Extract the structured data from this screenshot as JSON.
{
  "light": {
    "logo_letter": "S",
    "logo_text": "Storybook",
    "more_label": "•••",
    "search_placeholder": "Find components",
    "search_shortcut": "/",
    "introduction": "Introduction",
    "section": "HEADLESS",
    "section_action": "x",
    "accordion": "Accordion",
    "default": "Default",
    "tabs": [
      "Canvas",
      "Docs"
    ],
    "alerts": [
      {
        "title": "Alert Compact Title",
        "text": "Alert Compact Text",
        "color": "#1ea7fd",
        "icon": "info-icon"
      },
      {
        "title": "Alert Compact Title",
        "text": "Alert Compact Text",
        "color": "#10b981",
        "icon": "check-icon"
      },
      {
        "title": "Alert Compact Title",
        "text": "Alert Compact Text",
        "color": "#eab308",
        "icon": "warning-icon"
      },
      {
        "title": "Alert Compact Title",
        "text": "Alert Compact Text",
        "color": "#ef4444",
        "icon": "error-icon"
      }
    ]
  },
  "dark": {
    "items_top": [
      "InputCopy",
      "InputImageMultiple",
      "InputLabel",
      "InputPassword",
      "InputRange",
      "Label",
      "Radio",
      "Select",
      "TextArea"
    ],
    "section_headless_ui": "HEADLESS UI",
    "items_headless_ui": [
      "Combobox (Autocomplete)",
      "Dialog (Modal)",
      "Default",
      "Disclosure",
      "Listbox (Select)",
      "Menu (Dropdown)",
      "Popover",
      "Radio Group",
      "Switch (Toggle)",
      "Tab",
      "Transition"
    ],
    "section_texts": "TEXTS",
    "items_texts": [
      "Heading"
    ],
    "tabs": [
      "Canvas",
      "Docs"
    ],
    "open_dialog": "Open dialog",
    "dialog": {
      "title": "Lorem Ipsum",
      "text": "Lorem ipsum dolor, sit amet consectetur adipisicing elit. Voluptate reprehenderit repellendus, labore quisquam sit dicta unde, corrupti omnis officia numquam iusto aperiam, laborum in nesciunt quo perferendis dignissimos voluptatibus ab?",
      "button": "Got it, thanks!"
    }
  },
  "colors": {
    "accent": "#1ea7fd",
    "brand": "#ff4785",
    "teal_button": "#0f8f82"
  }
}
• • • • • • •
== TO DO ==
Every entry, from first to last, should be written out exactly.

== RESULT OF THIS TASK ==
Extract the structured data from this screenshot as JSON.
{
  "light": {
    "logo_letter": "S",
    "logo_text": "Storybook",
    "more_label": "•••",
    "search_placeholder": "Find components",
    "search_shortcut": "/",
    "introduction": "Introduction",
    "section": "HEADLESS",
    "section_action": "x",
    "accordion": "Accordion",
    "default": "Default",
    "tabs": [
      "Canvas",
      "Docs"
    ],
    "alerts": [
      {
        "title": "Alert Compact Title",
        "text": "Alert Compact Text",
        "color": "#1ea7fd",
        "icon": "info-icon"
      },
      {
        "title": "Alert Compact Title",
        "text": "Alert Compact Text",
        "color": "#10b981",
        "icon": "check-icon"
      },
      {
        "title": "Alert Compact Title",
        "text": "Alert Compact Text",
        "color": "#eab308",
        "icon": "warning-icon"
      },
      {
        "title": "Alert Compact Title",
        "text": "Alert Compact Text",
        "color": "#ef4444",
        "icon": "error-icon"
      }
    ]
  },
  "dark": {
    "items_top": [
      "InputCopy",
      "InputImageMultiple",
      "InputLabel",
      "InputPassword",
      "InputRange",
      "Label",
      "Radio",
      "Select",
      "TextArea"
    ],
    "section_headless_ui": "HEADLESS UI",
    "items_headless_ui": [
      "Combobox (Autocomplete)",
      "Dialog (Modal)",
      "Default",
      "Disclosure",
      "Listbox (Select)",
      "Menu (Dropdown)",
      "Popover",
      "Radio Group",
      "Switch (Toggle)",
      "Tab",
      "Transition"
    ],
    "section_texts": "TEXTS",
    "items_texts": [
      "Heading"
    ],
    "tabs": [
      "Canvas",
      "Docs"
    ],
    "open_dialog": "Open dialog",
    "dialog": {
      "title": "Lorem Ipsum",
      "text": "Lorem ipsum dolor, sit amet consectetur adipisicing elit. Voluptate reprehenderit repellendus, labore quisquam sit dicta unde, corrupti omnis officia numquam iusto aperiam, laborum in nesciunt quo perferendis dignissimos voluptatibus ab?",
      "button": "Got it, thanks!"
    }
  },
  "colors": {
    "accent": "#1ea7fd",
    "brand": "#ff4785",
    "teal_button": "#0f8f82"
  }
}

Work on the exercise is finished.